PROBLEM DESCRIPTION
Go through the entries below and pick out every line with "JSON".

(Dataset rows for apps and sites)

□ □ □

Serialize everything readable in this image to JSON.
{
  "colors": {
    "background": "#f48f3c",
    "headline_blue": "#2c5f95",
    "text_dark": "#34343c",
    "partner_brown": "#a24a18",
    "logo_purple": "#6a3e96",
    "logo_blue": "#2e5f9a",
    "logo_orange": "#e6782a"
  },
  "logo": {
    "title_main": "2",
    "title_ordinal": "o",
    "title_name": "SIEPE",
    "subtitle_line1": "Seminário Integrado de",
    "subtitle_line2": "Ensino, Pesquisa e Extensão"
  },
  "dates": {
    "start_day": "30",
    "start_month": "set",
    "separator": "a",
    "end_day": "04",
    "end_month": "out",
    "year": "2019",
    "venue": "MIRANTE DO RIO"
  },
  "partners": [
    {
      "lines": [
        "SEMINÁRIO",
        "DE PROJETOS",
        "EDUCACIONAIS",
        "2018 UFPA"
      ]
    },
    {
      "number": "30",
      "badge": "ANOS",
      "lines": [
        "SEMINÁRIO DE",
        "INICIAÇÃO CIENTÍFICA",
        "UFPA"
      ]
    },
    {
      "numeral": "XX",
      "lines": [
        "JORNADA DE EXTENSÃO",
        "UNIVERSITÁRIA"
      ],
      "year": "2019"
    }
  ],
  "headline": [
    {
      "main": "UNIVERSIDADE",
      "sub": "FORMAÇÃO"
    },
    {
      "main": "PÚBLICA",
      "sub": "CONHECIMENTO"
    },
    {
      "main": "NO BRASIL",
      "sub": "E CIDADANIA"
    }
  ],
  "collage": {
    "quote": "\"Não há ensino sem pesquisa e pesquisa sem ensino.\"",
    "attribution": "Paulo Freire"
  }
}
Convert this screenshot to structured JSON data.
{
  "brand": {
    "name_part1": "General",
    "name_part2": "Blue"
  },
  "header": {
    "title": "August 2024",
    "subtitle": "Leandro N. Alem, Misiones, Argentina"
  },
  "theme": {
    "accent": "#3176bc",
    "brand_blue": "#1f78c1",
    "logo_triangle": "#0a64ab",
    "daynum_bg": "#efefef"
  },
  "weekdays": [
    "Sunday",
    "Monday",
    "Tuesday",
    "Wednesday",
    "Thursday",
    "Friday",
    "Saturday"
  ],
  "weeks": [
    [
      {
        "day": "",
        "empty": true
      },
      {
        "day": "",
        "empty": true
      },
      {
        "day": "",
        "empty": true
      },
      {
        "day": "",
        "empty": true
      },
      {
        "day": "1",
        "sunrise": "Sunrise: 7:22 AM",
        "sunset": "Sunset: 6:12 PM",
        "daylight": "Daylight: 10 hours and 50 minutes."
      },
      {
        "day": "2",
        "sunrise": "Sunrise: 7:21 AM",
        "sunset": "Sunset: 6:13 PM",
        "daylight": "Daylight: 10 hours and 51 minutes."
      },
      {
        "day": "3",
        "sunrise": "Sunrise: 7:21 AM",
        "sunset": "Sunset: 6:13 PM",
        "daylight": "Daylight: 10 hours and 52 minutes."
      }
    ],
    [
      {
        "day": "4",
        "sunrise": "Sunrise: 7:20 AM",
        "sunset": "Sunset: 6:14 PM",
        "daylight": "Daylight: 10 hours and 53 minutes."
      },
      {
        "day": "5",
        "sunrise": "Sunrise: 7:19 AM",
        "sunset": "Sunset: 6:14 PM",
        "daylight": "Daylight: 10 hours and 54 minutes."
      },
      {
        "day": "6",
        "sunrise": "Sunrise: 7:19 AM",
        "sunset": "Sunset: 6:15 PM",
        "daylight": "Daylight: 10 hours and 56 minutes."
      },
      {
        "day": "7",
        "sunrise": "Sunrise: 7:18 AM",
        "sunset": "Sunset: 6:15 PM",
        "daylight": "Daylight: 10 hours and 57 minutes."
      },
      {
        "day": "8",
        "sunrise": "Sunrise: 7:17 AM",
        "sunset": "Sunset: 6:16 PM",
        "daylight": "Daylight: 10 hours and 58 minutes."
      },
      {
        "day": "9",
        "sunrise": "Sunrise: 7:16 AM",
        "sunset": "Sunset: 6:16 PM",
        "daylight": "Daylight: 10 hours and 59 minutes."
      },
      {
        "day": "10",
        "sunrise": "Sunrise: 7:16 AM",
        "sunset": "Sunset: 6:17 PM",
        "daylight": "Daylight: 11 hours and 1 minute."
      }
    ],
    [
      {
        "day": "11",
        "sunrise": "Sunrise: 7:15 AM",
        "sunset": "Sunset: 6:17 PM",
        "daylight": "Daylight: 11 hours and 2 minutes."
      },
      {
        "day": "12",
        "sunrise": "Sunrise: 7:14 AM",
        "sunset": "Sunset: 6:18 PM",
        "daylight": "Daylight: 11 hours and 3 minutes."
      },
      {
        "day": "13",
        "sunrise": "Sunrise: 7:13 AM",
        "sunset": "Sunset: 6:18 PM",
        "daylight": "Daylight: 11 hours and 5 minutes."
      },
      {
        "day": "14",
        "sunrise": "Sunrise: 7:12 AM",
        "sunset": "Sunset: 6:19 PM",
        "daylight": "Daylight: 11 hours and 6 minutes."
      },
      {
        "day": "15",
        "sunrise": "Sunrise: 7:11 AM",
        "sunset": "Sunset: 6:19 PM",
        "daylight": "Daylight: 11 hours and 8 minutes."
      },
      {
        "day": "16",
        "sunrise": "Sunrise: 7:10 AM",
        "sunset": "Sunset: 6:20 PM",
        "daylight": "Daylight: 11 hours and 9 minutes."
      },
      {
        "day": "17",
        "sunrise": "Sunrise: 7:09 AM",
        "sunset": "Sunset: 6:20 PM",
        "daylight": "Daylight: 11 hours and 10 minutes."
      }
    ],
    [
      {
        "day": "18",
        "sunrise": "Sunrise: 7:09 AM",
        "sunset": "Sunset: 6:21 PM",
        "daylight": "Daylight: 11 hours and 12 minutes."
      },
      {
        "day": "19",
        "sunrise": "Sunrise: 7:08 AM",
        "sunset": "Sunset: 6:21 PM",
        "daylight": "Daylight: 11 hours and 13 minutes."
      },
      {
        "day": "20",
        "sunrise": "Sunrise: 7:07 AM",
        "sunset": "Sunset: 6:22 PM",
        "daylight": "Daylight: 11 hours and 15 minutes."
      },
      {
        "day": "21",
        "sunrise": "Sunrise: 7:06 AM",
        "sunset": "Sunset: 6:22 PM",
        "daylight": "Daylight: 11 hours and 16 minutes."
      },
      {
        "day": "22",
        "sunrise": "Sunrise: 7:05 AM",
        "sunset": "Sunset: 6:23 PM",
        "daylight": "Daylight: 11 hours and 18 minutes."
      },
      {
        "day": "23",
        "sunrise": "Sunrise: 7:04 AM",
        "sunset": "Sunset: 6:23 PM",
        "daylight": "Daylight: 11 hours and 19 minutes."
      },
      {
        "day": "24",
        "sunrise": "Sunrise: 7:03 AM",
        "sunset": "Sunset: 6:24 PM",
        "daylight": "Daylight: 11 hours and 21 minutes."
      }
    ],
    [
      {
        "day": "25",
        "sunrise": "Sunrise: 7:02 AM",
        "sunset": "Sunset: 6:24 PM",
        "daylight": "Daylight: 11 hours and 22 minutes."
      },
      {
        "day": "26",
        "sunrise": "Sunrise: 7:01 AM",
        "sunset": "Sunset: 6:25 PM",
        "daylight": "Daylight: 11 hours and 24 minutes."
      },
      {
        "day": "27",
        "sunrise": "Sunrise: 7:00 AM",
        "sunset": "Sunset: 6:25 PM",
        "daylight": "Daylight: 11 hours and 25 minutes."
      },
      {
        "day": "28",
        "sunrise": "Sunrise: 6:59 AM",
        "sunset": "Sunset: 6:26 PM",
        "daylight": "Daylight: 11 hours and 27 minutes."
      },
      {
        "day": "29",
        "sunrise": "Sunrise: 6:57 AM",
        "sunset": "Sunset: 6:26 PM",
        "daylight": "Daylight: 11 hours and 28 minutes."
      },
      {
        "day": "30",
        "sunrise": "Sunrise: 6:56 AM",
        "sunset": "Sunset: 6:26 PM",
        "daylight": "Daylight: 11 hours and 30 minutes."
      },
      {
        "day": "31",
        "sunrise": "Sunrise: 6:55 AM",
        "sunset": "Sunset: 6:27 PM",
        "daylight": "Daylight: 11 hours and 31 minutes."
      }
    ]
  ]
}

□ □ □

YOUR SOLUTION
Serialize everything readable in this image to JSON.
Convert this screenshot to structured JSON data.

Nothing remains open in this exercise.